=== EXERCISE ===
Each entry below has to be written out again exactly.

[Source data]
:::::

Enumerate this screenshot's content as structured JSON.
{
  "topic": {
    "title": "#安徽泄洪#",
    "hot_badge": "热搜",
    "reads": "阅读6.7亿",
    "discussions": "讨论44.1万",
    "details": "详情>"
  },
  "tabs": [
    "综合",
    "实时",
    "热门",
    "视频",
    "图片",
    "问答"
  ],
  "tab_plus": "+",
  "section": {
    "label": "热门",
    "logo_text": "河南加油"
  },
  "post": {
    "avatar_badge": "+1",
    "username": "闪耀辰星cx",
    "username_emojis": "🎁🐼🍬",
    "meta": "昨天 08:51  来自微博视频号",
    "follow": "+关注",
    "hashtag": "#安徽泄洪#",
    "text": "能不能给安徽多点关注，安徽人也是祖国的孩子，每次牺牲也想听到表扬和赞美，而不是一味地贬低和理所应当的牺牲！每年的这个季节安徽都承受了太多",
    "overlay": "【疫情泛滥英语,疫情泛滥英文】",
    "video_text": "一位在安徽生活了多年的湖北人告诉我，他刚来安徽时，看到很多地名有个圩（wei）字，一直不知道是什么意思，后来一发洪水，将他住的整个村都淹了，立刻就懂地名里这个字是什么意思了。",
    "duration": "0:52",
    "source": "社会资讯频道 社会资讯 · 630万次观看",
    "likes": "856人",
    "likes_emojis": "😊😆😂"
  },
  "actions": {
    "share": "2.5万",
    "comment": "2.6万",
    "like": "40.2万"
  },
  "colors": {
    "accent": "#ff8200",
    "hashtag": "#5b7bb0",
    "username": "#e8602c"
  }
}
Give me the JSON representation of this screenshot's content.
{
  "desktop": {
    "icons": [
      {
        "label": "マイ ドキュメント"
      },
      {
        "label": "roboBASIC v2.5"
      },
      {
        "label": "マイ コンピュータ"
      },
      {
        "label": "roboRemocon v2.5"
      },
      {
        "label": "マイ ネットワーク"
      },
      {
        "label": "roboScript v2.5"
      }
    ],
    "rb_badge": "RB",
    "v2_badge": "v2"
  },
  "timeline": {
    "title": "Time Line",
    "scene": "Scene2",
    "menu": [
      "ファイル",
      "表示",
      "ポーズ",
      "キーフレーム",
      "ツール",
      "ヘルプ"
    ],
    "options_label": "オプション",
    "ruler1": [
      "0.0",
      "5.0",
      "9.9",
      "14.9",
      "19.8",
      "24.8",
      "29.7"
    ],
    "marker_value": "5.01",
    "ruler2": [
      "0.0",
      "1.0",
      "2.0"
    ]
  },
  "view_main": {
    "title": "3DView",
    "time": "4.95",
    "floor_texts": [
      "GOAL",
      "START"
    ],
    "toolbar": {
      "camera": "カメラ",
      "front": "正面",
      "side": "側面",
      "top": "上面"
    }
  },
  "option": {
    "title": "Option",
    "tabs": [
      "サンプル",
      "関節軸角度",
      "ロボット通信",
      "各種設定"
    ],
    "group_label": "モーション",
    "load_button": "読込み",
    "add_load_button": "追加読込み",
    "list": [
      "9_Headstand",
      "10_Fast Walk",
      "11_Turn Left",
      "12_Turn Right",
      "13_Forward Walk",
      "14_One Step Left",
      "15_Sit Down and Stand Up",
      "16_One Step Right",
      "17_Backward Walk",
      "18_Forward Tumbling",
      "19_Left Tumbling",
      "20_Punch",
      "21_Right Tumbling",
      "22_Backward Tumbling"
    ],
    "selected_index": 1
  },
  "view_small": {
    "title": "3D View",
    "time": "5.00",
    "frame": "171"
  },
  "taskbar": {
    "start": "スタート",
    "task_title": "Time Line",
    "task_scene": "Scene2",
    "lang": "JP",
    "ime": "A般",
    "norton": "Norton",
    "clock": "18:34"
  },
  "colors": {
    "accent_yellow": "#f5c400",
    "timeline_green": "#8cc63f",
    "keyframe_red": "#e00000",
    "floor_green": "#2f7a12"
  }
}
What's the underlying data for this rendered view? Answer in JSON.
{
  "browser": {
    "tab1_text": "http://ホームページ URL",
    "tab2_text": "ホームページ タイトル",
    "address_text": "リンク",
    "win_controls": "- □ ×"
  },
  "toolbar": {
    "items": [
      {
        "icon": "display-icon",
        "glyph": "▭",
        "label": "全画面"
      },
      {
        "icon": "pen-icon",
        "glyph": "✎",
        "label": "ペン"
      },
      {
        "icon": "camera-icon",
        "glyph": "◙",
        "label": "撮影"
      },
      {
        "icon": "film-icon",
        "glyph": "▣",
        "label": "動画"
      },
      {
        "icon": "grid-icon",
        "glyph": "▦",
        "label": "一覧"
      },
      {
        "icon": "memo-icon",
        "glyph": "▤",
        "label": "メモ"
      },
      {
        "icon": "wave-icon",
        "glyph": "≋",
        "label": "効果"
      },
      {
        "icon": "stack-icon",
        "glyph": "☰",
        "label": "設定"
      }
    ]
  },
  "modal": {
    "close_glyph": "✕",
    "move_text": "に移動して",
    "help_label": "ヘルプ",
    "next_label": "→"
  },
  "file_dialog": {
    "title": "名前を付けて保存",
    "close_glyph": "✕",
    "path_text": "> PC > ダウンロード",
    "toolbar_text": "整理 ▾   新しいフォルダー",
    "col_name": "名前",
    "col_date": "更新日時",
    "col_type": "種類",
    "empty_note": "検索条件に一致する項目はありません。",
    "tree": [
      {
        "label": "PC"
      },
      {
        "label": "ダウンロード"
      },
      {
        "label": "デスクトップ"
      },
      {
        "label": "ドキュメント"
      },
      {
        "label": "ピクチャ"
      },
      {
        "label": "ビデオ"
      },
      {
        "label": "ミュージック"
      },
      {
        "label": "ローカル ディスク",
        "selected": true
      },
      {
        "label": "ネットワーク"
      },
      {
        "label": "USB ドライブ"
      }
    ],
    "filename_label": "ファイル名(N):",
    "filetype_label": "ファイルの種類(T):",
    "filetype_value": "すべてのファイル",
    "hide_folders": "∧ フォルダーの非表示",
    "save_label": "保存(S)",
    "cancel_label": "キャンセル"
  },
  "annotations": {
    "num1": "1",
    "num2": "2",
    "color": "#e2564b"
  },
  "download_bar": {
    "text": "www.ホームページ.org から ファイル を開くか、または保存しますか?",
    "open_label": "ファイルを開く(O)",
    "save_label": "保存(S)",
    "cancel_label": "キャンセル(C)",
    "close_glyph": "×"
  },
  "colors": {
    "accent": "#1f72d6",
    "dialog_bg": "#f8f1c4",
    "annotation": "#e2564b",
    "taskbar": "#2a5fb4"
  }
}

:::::

=== EXERCISE RESPONSE ===
Enumerate this screenshot's content as structured JSON.
{
  "topic": {
    "title": "#安徽泄洪#",
    "hot_badge": "热搜",
    "reads": "阅读6.7亿",
    "discussions": "讨论44.1万",
    "details": "详情>"
  },
  "tabs": [
    "综合",
    "实时",
    "热门",
    "视频",
    "图片",
    "问答"
  ],
  "tab_plus": "+",
  "section": {
    "label": "热门",
    "logo_text": "河南加油"
  },
  "post": {
    "avatar_badge": "+1",
    "username": "闪耀辰星cx",
    "username_emojis": "🎁🐼🍬",
    "meta": "昨天 08:51  来自微博视频号",
    "follow": "+关注",
    "hashtag": "#安徽泄洪#",
    "text": "能不能给安徽多点关注，安徽人也是祖国的孩子，每次牺牲也想听到表扬和赞美，而不是一味地贬低和理所应当的牺牲！每年的这个季节安徽都承受了太多",
    "overlay": "【疫情泛滥英语,疫情泛滥英文】",
    "video_text": "一位在安徽生活了多年的湖北人告诉我，他刚来安徽时，看到很多地名有个圩（wei）字，一直不知道是什么意思，后来一发洪水，将他住的整个村都淹了，立刻就懂地名里这个字是什么意思了。",
    "duration": "0:52",
    "source": "社会资讯频道 社会资讯 · 630万次观看",
    "likes": "856人",
    "likes_emojis": "😊😆😂"
  },
  "actions": {
    "share": "2.5万",
    "comment": "2.6万",
    "like": "40.2万"
  },
  "colors": {
    "accent": "#ff8200",
    "hashtag": "#5b7bb0",
    "username": "#e8602c"
  }
}
Give me the JSON representation of this screenshot's content.
{
  "desktop": {
    "icons": [
      {
        "label": "マイ ドキュメント"
      },
      {
        "label": "roboBASIC v2.5"
      },
      {
        "label": "マイ コンピュータ"
      },
      {
        "label": "roboRemocon v2.5"
      },
      {
        "label": "マイ ネットワーク"
      },
      {
        "label": "roboScript v2.5"
      }
    ],
    "rb_badge": "RB",
    "v2_badge": "v2"
  },
  "timeline": {
    "title": "Time Line",
    "scene": "Scene2",
    "menu": [
      "ファイル",
      "表示",
      "ポーズ",
      "キーフレーム",
      "ツール",
      "ヘルプ"
    ],
    "options_label": "オプション",
    "ruler1": [
      "0.0",
      "5.0",
      "9.9",
      "14.9",
      "19.8",
      "24.8",
      "29.7"
    ],
    "marker_value": "5.01",
    "ruler2": [
      "0.0",
      "1.0",
      "2.0"
    ]
  },
  "view_main": {
    "title": "3DView",
    "time": "4.95",
    "floor_texts": [
      "GOAL",
      "START"
    ],
    "toolbar": {
      "camera": "カメラ",
      "front": "正面",
      "side": "側面",
      "top": "上面"
    }
  },
  "option": {
    "title": "Option",
    "tabs": [
      "サンプル",
      "関節軸角度",
      "ロボット通信",
      "各種設定"
    ],
    "group_label": "モーション",
    "load_button": "読込み",
    "add_load_button": "追加読込み",
    "list": [
      "9_Headstand",
      "10_Fast Walk",
      "11_Turn Left",
      "12_Turn Right",
      "13_Forward Walk",
      "14_One Step Left",
      "15_Sit Down and Stand Up",
      "16_One Step Right",
      "17_Backward Walk",
      "18_Forward Tumbling",
      "19_Left Tumbling",
      "20_Punch",
      "21_Right Tumbling",
      "22_Backward Tumbling"
    ],
    "selected_index": 1
  },
  "view_small": {
    "title": "3D View",
    "time": "5.00",
    "frame": "171"
  },
  "taskbar": {
    "start": "スタート",
    "task_title": "Time Line",
    "task_scene": "Scene2",
    "lang": "JP",
    "ime": "A般",
    "norton": "Norton",
    "clock": "18:34"
  },
  "colors": {
    "accent_yellow": "#f5c400",
    "timeline_green": "#8cc63f",
    "keyframe_red": "#e00000",
    "floor_green": "#2f7a12"
  }
}
What's the underlying data for this rendered view? Answer in JSON.
{
  "browser": {
    "tab1_text": "http://ホームページ URL",
    "tab2_text": "ホームページ タイトル",
    "address_text": "リンク",
    "win_controls": "- □ ×"
  },
  "toolbar": {
    "items": [
      {
        "icon": "display-icon",
        "glyph": "▭",
        "label": "全画面"
      },
      {
        "icon": "pen-icon",
        "glyph": "✎",
        "label": "ペン"
      },
      {
        "icon": "camera-icon",
        "glyph": "◙",
        "label": "撮影"
      },
      {
        "icon": "film-icon",
        "glyph": "▣",
        "label": "動画"
      },
      {
        "icon": "grid-icon",
        "glyph": "▦",
        "label": "一覧"
      },
      {
        "icon": "memo-icon",
        "glyph": "▤",
        "label": "メモ"
      },
      {
        "icon": "wave-icon",
        "glyph": "≋",
        "label": "効果"
      },
      {
        "icon": "stack-icon",
        "glyph": "☰",
        "label": "設定"
      }
    ]
  },
  "modal": {
    "close_glyph": "✕",
    "move_text": "に移動して",
    "help_label": "ヘルプ",
    "next_label": "→"
  },
  "file_dialog": {
    "title": "名前を付けて保存",
    "close_glyph": "✕",
    "path_text": "> PC > ダウンロード",
    "toolbar_text": "整理 ▾   新しいフォルダー",
    "col_name": "名前",
    "col_date": "更新日時",
    "col_type": "種類",
    "empty_note": "検索条件に一致する項目はありません。",
    "tree": [
      {
        "label": "PC"
      },
      {
        "label": "ダウンロード"
      },
      {
        "label": "デスクトップ"
      },
      {
        "label": "ドキュメント"
      },
      {
        "label": "ピクチャ"
      },
      {
        "label": "ビデオ"
      },
      {
        "label": "ミュージック"
      },
      {
        "label": "ローカル ディスク",
        "selected": true
      },
      {
        "label": "ネットワーク"
      },
      {
        "label": "USB ドライブ"
      }
    ],
    "filename_label": "ファイル名(N):",
    "filetype_label": "ファイルの種類(T):",
    "filetype_value": "すべてのファイル",
    "hide_folders": "∧ フォルダーの非表示",
    "save_label": "保存(S)",
    "cancel_label": "キャンセル"
  },
  "annotations": {
    "num1": "1",
    "num2": "2",
    "color": "#e2564b"
  },
  "download_bar": {
    "text": "www.ホームページ.org から ファイル を開くか、または保存しますか?",
    "open_label": "ファイルを開く(O)",
    "save_label": "保存(S)",
    "cancel_label": "キャンセル(C)",
    "close_glyph": "×"
  },
  "colors": {
    "accent": "#1f72d6",
    "dialog_bg": "#f8f1c4",
    "annotation": "#e2564b",
    "taskbar": "#2a5fb4"
  }
}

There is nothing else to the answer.